"Right now, I don't know how it's going to work," she said "I think there's still a lot of questions out there as to how everything is going to fit together. I have confidence the observers can handle the small boats, but what might be a problem is the small boat fishermen handling the observers. How that is going to play out, we're all waiting to see.
"They expected EM to be an alternative." Electronic monitoring, she added, would be great -- if it worked.
"The scientific community, we're not there yet," she said "The state of the technology isn't there yet. EM cannot do what an observer can do. How are they going to aggregate that data?' How are they going to aggregate film?"
And what is going to be done to prevent someone from simply pulling the plug on a camera, or claiming it was knocked out in a storm, she wondered.
'All very iffy'
"I just don't trust it right now," she said "I don't know at what point we can prevent it from being manipulated. How can you tell if a malfunction is intentional or unintentional. It's all very iffy."
There have been talks, she said, about fines for fishermen whose EM goes dark, but in some cases it might make good business sense for a fishermen to turn it off, eat the fine, and go on fishing illegally.
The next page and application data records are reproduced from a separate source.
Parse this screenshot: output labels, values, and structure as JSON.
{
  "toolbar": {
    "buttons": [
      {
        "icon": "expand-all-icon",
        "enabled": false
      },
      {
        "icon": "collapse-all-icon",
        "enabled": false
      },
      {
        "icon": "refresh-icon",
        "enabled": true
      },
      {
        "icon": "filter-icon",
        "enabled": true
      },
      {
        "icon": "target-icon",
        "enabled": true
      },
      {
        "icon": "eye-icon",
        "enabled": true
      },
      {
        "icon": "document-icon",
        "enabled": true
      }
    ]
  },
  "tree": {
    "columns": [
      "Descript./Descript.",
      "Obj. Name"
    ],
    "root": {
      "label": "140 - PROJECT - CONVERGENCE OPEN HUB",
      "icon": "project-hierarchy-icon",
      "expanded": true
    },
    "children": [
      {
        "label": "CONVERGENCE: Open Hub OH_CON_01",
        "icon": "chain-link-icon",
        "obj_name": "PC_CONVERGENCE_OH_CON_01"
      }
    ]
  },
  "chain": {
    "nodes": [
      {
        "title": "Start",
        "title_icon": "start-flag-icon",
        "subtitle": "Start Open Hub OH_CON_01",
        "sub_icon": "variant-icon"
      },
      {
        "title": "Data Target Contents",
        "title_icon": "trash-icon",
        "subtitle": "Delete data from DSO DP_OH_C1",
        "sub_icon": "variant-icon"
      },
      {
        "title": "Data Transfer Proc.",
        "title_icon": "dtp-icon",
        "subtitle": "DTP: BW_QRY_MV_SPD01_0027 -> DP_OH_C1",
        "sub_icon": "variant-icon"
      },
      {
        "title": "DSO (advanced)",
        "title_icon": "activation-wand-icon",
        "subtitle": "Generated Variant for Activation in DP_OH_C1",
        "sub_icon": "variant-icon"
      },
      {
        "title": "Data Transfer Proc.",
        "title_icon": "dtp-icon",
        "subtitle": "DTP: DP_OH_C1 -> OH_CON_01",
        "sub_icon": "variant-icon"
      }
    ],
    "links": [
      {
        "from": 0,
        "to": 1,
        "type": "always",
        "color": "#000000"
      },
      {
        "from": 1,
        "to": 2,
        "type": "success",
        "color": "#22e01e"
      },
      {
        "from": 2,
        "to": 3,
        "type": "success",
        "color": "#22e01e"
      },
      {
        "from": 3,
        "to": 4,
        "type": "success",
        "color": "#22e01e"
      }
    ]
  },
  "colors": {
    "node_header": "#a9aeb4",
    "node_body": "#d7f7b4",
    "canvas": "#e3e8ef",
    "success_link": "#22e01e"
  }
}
Fuglvog's pirate fishing, in just the one case cited by the U.S. Attorney's Office, netted him a $100,000 fine. Against that, what's a $1,000 fine -- or even a $5,000 fine?
"Here's an example," she said. "You've got an observer on board or you've got a camera. Which is more easy to deal with in terms of getting away with something? It's a lot harder to throw an observer overboard. That's a very extreme example."
On the other hand, tossing a camera, she said, could "just become a cost of doing business. That's what I'm afraid of." Although she also admits she's a little worried about an observer getting tossed overboard, too -- given the way some Alaska fishermen talk about their boats being too small.
"The main thing we're concerned about . . . is that there's going to be increased cases of (obsever) harassment," she said.
Contact Craig Medred at craig(at)alaskadispatch.com